## What you should do
What follows is a set of records. Repeat every one of them exactly.

## Input data
────────────────────────────────────────
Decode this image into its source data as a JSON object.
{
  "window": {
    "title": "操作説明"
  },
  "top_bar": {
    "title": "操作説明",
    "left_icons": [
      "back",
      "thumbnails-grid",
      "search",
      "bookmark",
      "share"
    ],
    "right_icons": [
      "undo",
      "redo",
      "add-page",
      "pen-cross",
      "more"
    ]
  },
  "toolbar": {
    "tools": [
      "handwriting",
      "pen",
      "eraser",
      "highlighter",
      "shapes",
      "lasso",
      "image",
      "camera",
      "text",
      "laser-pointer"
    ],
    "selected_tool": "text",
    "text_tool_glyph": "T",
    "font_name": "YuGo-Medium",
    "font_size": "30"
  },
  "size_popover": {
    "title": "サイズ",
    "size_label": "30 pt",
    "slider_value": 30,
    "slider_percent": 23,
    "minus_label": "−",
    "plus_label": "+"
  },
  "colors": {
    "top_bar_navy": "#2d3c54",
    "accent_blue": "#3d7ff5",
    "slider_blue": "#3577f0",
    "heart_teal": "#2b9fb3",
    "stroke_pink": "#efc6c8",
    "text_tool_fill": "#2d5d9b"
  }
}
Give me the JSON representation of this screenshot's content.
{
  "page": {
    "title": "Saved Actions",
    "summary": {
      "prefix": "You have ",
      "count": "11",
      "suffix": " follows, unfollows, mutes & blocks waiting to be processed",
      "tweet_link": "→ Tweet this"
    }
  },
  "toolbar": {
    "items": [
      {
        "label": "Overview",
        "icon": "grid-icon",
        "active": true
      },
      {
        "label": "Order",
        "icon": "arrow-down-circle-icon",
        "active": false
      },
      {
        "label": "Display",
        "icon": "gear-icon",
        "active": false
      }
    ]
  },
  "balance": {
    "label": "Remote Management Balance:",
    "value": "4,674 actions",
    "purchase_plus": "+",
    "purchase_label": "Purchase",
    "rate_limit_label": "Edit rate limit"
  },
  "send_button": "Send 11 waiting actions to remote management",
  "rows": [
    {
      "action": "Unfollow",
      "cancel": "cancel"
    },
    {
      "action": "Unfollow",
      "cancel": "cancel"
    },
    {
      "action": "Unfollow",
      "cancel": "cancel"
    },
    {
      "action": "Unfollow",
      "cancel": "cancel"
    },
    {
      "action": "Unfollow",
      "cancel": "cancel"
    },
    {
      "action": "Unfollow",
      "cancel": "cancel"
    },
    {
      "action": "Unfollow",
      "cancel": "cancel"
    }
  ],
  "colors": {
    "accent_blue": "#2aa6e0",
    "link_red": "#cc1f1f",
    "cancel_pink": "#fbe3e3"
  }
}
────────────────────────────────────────
## Exercise result
Decode this image into its source data as a JSON object.
{
  "window": {
    "title": "操作説明"
  },
  "top_bar": {
    "title": "操作説明",
    "left_icons": [
      "back",
      "thumbnails-grid",
      "search",
      "bookmark",
      "share"
    ],
    "right_icons": [
      "undo",
      "redo",
      "add-page",
      "pen-cross",
      "more"
    ]
  },
  "toolbar": {
    "tools": [
      "handwriting",
      "pen",
      "eraser",
      "highlighter",
      "shapes",
      "lasso",
      "image",
      "camera",
      "text",
      "laser-pointer"
    ],
    "selected_tool": "text",
    "text_tool_glyph": "T",
    "font_name": "YuGo-Medium",
    "font_size": "30"
  },
  "size_popover": {
    "title": "サイズ",
    "size_label": "30 pt",
    "slider_value": 30,
    "slider_percent": 23,
    "minus_label": "−",
    "plus_label": "+"
  },
  "colors": {
    "top_bar_navy": "#2d3c54",
    "accent_blue": "#3d7ff5",
    "slider_blue": "#3577f0",
    "heart_teal": "#2b9fb3",
    "stroke_pink": "#efc6c8",
    "text_tool_fill": "#2d5d9b"
  }
}
Give me the JSON representation of this screenshot's content.
{
  "page": {
    "title": "Saved Actions",
    "summary": {
      "prefix": "You have ",
      "count": "11",
      "suffix": " follows, unfollows, mutes & blocks waiting to be processed",
      "tweet_link": "→ Tweet this"
    }
  },
  "toolbar": {
    "items": [
      {
        "label": "Overview",
        "icon": "grid-icon",
        "active": true
      },
      {
        "label": "Order",
        "icon": "arrow-down-circle-icon",
        "active": false
      },
      {
        "label": "Display",
        "icon": "gear-icon",
        "active": false
      }
    ]
  },
  "balance": {
    "label": "Remote Management Balance:",
    "value": "4,674 actions",
    "purchase_plus": "+",
    "purchase_label": "Purchase",
    "rate_limit_label": "Edit rate limit"
  },
  "send_button": "Send 11 waiting actions to remote management",
  "rows": [
    {
      "action": "Unfollow",
      "cancel": "cancel"
    },
    {
      "action": "Unfollow",
      "cancel": "cancel"
    },
    {
      "action": "Unfollow",
      "cancel": "cancel"
    },
    {
      "action": "Unfollow",
      "cancel": "cancel"
    },
    {
      "action": "Unfollow",
      "cancel": "cancel"
    },
    {
      "action": "Unfollow",
      "cancel": "cancel"
    },
    {
      "action": "Unfollow",
      "cancel": "cancel"
    }
  ],
  "colors": {
    "accent_blue": "#2aa6e0",
    "link_red": "#cc1f1f",
    "cancel_pink": "#fbe3e3"
  }
}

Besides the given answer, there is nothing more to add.